Problem to work on
Report the count of lines holding "JSON" in the records, with no other words.
══ Supplied information ══
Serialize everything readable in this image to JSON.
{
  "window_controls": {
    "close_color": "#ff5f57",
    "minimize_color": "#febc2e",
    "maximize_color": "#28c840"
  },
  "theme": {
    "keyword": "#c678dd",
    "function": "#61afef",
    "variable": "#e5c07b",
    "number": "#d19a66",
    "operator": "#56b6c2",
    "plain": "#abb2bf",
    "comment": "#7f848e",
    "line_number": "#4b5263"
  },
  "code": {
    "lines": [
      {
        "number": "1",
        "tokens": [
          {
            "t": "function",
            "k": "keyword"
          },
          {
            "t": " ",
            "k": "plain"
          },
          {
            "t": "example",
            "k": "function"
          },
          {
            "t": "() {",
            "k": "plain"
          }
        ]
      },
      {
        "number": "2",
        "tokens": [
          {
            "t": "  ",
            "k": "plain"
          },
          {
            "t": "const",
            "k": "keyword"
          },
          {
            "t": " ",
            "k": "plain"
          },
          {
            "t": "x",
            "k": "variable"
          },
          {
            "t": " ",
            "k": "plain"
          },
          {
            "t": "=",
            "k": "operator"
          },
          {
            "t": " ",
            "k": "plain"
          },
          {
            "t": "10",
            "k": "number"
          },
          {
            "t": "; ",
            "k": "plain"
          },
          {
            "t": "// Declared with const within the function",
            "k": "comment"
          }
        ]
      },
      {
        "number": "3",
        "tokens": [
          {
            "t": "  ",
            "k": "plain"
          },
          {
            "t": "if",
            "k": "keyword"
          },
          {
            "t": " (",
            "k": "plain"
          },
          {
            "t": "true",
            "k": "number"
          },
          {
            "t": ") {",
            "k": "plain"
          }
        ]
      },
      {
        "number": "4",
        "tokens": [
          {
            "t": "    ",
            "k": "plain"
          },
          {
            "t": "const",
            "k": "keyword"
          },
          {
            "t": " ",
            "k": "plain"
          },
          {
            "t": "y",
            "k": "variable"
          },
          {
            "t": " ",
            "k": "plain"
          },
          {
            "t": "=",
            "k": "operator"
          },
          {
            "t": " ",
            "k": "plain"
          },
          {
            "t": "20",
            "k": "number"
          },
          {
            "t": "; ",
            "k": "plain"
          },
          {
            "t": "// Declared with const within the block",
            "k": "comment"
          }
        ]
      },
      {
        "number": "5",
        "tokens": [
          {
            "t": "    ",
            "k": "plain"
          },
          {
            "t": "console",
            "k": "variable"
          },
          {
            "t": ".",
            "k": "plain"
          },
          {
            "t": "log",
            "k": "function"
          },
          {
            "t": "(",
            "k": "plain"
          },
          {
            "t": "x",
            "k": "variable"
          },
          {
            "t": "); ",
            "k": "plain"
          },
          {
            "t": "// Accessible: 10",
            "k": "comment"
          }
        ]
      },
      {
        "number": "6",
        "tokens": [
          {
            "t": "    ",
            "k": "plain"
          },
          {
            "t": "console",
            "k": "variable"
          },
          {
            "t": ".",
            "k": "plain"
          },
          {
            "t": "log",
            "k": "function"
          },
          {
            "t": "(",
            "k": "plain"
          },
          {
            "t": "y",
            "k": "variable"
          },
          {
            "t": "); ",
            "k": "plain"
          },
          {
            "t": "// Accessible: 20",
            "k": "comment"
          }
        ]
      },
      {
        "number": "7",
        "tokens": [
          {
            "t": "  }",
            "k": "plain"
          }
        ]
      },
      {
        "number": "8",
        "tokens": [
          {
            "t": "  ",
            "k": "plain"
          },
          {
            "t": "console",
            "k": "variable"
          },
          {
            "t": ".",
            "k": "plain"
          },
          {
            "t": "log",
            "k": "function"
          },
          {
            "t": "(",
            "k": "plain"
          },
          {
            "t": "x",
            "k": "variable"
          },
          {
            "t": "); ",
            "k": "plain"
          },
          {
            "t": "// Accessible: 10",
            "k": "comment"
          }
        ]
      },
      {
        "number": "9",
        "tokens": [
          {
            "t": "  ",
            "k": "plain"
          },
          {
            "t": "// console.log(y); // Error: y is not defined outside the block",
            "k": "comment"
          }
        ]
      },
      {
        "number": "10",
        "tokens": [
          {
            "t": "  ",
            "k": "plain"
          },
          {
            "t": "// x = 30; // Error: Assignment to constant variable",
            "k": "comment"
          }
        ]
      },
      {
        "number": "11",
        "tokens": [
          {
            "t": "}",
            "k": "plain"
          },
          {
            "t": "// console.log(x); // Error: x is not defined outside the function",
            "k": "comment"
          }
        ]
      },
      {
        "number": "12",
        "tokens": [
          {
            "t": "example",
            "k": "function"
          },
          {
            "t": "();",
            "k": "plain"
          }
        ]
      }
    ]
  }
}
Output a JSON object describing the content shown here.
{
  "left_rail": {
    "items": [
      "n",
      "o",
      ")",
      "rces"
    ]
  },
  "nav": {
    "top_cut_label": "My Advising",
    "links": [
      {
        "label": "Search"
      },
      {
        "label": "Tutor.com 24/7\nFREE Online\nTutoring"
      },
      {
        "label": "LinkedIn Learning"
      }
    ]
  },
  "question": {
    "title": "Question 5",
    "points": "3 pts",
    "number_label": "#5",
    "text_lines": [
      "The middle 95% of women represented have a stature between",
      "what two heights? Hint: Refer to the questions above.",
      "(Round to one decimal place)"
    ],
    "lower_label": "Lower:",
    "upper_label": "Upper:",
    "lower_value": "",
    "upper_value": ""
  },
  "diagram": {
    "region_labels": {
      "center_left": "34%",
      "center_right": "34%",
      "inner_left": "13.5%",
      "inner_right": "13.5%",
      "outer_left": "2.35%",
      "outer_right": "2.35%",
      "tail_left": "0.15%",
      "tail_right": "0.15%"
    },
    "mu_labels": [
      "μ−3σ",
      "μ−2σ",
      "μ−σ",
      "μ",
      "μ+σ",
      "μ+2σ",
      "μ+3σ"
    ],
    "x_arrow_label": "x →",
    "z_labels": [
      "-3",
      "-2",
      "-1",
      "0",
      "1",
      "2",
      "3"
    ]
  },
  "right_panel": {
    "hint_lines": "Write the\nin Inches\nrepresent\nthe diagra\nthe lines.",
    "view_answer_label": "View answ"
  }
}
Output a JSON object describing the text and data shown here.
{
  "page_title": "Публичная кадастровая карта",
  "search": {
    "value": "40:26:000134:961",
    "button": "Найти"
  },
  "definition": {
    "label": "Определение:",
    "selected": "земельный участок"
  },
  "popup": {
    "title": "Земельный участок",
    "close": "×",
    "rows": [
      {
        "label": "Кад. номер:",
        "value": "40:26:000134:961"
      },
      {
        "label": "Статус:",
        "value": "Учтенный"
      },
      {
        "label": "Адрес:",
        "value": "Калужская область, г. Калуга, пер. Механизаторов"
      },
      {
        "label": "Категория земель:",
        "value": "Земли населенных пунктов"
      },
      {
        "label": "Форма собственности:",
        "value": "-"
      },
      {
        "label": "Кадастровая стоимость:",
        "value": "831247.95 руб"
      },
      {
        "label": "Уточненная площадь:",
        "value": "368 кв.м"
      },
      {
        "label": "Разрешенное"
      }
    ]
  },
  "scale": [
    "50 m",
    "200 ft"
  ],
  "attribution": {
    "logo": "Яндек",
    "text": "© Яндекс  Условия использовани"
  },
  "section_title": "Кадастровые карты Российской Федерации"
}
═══
Task result
3